(MATERIALS PROVIDED begins)

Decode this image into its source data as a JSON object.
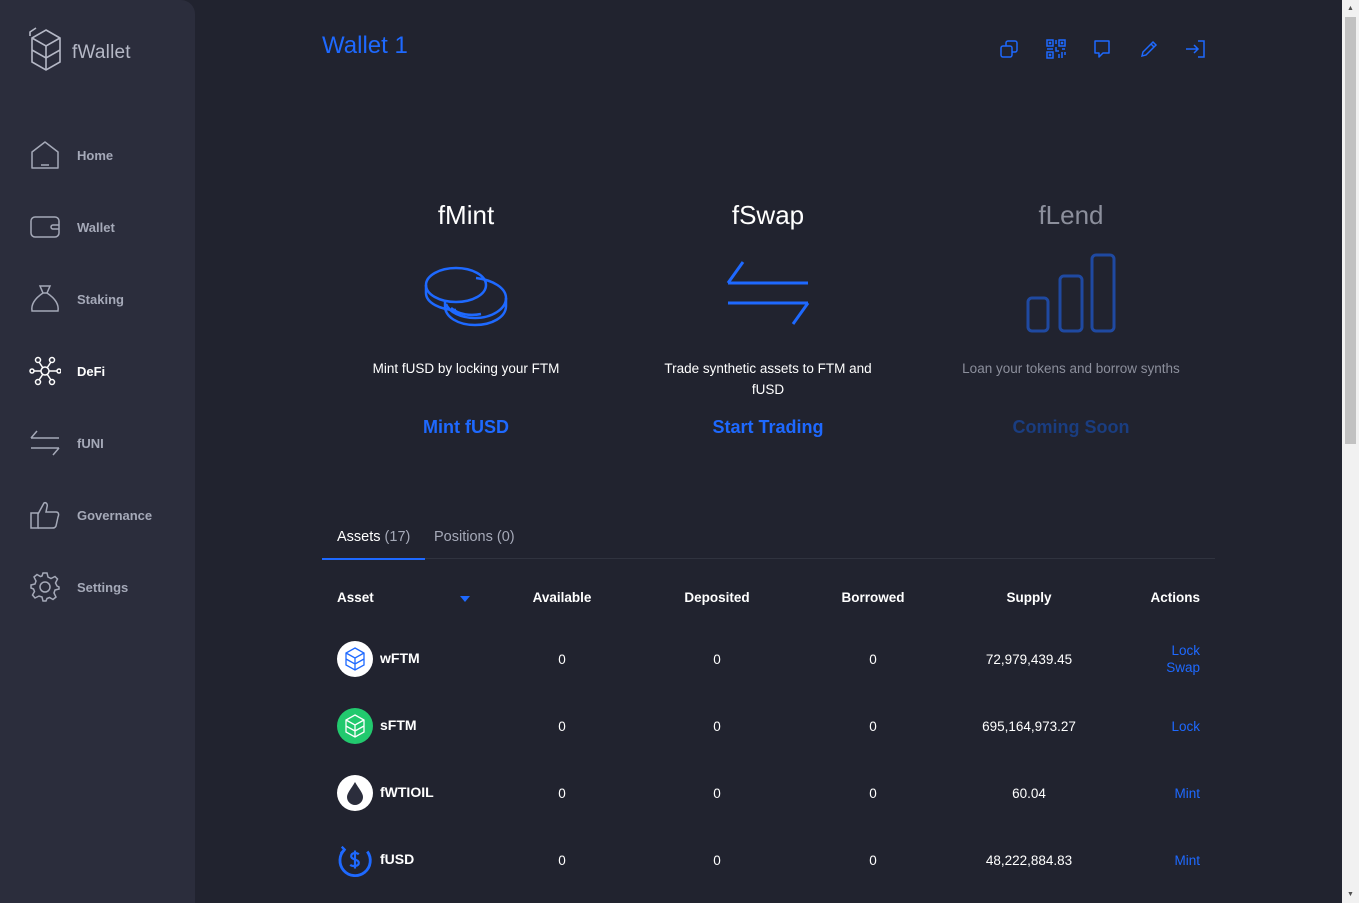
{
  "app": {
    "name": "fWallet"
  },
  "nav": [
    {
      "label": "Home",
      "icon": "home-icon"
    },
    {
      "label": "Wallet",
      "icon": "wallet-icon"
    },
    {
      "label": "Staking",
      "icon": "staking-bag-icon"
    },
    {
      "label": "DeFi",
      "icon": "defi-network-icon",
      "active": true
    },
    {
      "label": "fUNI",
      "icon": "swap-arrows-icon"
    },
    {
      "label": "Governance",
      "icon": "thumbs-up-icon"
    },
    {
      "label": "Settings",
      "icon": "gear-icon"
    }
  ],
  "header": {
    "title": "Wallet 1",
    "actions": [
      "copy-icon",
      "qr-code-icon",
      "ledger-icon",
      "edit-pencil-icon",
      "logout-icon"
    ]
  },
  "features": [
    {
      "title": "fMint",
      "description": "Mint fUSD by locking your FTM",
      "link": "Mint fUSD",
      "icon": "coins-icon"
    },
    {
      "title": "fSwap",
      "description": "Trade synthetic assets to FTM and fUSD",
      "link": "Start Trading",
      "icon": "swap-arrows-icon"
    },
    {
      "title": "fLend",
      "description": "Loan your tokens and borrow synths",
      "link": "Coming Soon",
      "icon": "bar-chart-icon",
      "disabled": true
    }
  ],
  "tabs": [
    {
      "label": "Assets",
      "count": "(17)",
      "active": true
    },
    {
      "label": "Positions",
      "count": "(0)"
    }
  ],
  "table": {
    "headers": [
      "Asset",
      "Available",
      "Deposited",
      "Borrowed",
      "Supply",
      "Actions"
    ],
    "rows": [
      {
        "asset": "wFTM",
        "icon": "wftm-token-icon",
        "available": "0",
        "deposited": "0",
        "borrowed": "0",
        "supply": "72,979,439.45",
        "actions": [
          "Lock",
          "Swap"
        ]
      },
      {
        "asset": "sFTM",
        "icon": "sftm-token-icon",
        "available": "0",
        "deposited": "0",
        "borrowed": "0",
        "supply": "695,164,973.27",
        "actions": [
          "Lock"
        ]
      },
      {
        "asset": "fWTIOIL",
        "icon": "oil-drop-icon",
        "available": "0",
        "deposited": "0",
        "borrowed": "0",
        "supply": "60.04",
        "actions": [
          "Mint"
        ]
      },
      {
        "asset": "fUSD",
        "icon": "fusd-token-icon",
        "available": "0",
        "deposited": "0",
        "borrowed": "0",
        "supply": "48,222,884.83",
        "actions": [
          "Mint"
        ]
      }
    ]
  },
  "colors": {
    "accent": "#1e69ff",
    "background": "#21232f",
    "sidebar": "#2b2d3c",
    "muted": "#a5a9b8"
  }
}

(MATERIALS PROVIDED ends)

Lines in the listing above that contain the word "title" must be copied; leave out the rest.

RESPONSE:
    "title": "Wallet 1",
      "title": "fMint",
      "title": "fSwap",
      "title": "fLend",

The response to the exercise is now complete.